Explain how services are a key aspect of the goods industry
It is important to remember that all products - whether they are goods, services, blankets, diapers, or plate glass - possess peculiarities that require adjustments in the marketing effort.
Behind every product is a series of supporting services, such as warranties and money-back guarantees.
An industrial customer might be keenly interested in related services such as prompt delivery, reliable price quotations, credit, test facilities, demonstration capabilities, liberal return policies, engineering expertise, and so forth.
A privilege of delayed payment extended to a buyer or borrower on the seller's or lender's belief that what is given will be repaid.
The price of your merchandise or service tells the customer a lot about what they can expect from your business. This is why in some instances, salons and other services are able to charge a premium. Although they are delivering a product/service that is similar to competitors, the higher price suggests theirs has greater value.
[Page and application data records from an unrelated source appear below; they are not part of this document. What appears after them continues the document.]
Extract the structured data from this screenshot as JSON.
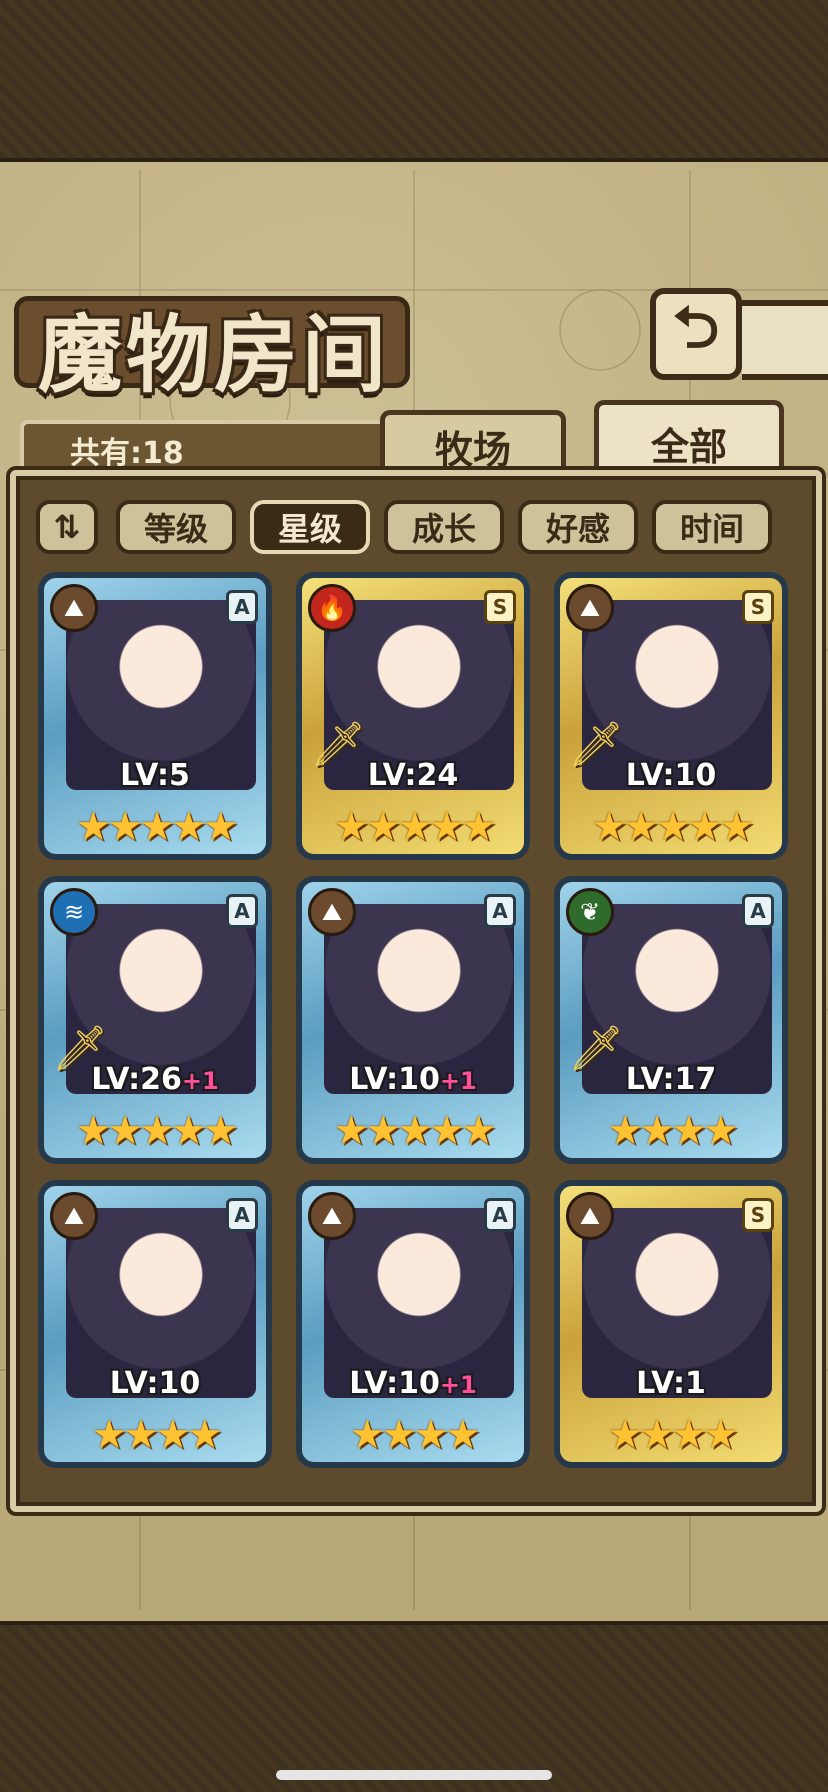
{
  "header": {
    "title": "魔物房间"
  },
  "back_button": {
    "icon": "return-arrow-icon",
    "glyph": "⮌"
  },
  "monster_count": "共有:18",
  "tabs": [
    {
      "label": "牧场",
      "active": false
    },
    {
      "label": "全部",
      "active": true
    }
  ],
  "sort_toggle": {
    "icon": "sort-order-icon",
    "glyph": "⇅"
  },
  "filters": [
    {
      "label": "等级",
      "selected": false
    },
    {
      "label": "星级",
      "selected": true
    },
    {
      "label": "成长",
      "selected": false
    },
    {
      "label": "好感",
      "selected": false
    },
    {
      "label": "时间",
      "selected": false
    }
  ],
  "monsters": [
    {
      "element": "earth",
      "elem_color": "#6b4a2e",
      "elem_glyph": "⛰",
      "rank": "A",
      "level": "LV:5",
      "bonus": "",
      "stars": "★★★★★",
      "sword": false
    },
    {
      "element": "fire",
      "elem_color": "#c2271d",
      "elem_glyph": "🔥",
      "rank": "S",
      "level": "LV:24",
      "bonus": "",
      "stars": "★★★★★",
      "sword": true
    },
    {
      "element": "earth",
      "elem_color": "#6b4a2e",
      "elem_glyph": "⛰",
      "rank": "S",
      "level": "LV:10",
      "bonus": "",
      "stars": "★★★★★",
      "sword": true
    },
    {
      "element": "water",
      "elem_color": "#1f6fb5",
      "elem_glyph": "≋",
      "rank": "A",
      "level": "LV:26",
      "bonus": "+1",
      "stars": "★★★★★",
      "sword": true
    },
    {
      "element": "earth",
      "elem_color": "#6b4a2e",
      "elem_glyph": "⛰",
      "rank": "A",
      "level": "LV:10",
      "bonus": "+1",
      "stars": "★★★★★",
      "sword": false
    },
    {
      "element": "wood",
      "elem_color": "#2f6b2a",
      "elem_glyph": "❦",
      "rank": "A",
      "level": "LV:17",
      "bonus": "",
      "stars": "★★★★",
      "sword": true
    },
    {
      "element": "earth",
      "elem_color": "#6b4a2e",
      "elem_glyph": "⛰",
      "rank": "A",
      "level": "LV:10",
      "bonus": "",
      "stars": "★★★★",
      "sword": false
    },
    {
      "element": "earth",
      "elem_color": "#6b4a2e",
      "elem_glyph": "⛰",
      "rank": "A",
      "level": "LV:10",
      "bonus": "+1",
      "stars": "★★★★",
      "sword": false
    },
    {
      "element": "earth",
      "elem_color": "#6b4a2e",
      "elem_glyph": "⛰",
      "rank": "S",
      "level": "LV:1",
      "bonus": "",
      "stars": "★★★★",
      "sword": false
    }
  ]
}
Service products are reflected by a wide variety of industries: utilities, barbers, travel agencies, health spas, consulting firms, medical care and banking, to name but a few. They account for nearly 50% of the average consumer's total expenditures, 70% of the jobs, and two-thirds of the GNP. Clearly, the service sector is large and is growing. It is important to remember that all products—whether they are goods, services, blankets, diapers, or plate glass—possess peculiarities that require adjustments in the marketing effort. However, offering an exceptional product at the right price, through the most accessible channels, promoted extensively and accurately, should work for any type of product.
Moreover, behind every product is a series of supporting services, such as warranties and money-back guarantees. In many instances, such services may be as important as the product itself. In fact, at times it is difficult to separate the associated services from the product features. Consequently, companies must constantly monitor the services offered by the company and its competitors. Based on the results of data-gathering devices such as customer surveys, consumer complaints, and suggestion boxes, the product manager can determine the types of services to offer, the form the service will take, and the price charged.
An industrial customer might be keenly interested in related services such as prompt delivery, reliable price quotations, credit, test facilities, demonstration capabilities, liberal return policies, engineering expertise, and so forth. Although there are a wide range of supportive services, the following are most prevalent:
Credit and financing: With the increased acceptance of debt by the consumer, offering credit and/or financing has become an important part of the total product. For certain market segments and certain products, the availability of credit may make the difference between buying or not buying the product.
Warranty: There are several types of durable products, retail stores, and even service products where warranties are expected. These warranties can provide a wide array of restitution, with a very limited warranty at one end of the continuum and extended warranties at the other.
Money-back guarantees: The ultimate warranty is the money-back guarantee. To the customer, a money-back guarantee reduces risk almost totally. There are certain market segments (e.g., low risk takers) that perceive this service as very important. Obviously this service is effective only if the product is superior and the product will be returned by only a few people.
Delivery, installation, and training: Firms that sell products that tend to be physically cumbersome or located far from the customer might consider delivery to be an integral part of the new product. Very few major appliance stores, lumber yards, or furniture stores could survive without provisions for this service. Similarly, there are products that are quite complicated and/or very technical, and whose average consumer could neither learn how to install or use it without assistance from the manufacturer. Both professional and home computer companies have been forced to provide such services.